***** PROVIDED INFORMATION
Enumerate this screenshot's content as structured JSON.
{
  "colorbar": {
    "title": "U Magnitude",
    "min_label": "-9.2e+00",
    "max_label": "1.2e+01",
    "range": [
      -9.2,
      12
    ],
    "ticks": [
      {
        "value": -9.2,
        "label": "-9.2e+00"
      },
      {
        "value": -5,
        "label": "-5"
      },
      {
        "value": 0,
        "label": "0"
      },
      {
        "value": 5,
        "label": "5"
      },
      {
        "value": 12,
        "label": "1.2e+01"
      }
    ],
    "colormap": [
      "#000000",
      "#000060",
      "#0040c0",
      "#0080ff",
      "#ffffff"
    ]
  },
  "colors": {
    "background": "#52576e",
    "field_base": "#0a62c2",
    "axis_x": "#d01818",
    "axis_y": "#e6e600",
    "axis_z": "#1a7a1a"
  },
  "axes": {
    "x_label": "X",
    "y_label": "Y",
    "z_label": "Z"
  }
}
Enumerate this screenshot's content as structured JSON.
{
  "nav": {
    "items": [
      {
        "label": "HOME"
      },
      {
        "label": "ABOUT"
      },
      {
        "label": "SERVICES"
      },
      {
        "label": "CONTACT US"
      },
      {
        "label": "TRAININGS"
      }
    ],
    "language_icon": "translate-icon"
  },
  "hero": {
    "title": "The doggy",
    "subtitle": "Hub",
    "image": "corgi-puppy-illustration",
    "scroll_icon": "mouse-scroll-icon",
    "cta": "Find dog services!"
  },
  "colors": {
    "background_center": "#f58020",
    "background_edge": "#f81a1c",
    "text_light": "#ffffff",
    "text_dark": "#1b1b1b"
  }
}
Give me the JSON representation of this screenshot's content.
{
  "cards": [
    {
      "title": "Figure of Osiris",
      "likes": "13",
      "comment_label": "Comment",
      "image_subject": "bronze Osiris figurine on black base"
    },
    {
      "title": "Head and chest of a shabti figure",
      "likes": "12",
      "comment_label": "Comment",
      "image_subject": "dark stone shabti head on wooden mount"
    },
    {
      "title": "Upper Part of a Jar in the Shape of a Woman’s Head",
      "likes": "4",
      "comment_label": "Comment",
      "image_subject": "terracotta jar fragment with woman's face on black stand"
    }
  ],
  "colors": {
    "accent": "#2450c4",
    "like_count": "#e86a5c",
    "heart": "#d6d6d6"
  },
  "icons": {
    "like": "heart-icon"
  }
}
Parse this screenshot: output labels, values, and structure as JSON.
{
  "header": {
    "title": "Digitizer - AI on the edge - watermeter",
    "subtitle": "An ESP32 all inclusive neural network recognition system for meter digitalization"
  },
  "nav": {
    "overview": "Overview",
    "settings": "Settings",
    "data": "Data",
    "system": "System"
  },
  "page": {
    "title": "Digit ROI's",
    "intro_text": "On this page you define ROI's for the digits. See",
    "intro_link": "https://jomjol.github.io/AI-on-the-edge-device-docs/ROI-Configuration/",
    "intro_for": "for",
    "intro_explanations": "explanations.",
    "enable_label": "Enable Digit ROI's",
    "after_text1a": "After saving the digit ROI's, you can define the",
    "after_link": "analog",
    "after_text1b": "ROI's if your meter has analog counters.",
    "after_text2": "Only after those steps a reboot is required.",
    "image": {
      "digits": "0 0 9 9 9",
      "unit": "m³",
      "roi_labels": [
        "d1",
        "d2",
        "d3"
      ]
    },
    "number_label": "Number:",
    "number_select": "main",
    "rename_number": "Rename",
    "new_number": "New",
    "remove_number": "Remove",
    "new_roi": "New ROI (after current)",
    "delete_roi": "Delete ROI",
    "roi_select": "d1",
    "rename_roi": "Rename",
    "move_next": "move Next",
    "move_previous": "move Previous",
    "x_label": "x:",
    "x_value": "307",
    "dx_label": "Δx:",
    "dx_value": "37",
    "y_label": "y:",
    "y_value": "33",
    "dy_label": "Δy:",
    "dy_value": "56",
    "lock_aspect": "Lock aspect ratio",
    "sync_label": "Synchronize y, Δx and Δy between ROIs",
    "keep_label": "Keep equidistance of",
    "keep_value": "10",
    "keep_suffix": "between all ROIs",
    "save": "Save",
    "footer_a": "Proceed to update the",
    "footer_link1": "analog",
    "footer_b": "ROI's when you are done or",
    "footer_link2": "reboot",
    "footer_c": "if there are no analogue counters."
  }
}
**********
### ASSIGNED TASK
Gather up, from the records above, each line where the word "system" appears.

### WRITTEN RESPONSE
    "subtitle": "An ESP32 all inclusive neural network recognition system for meter digitalization"
    "system": "System"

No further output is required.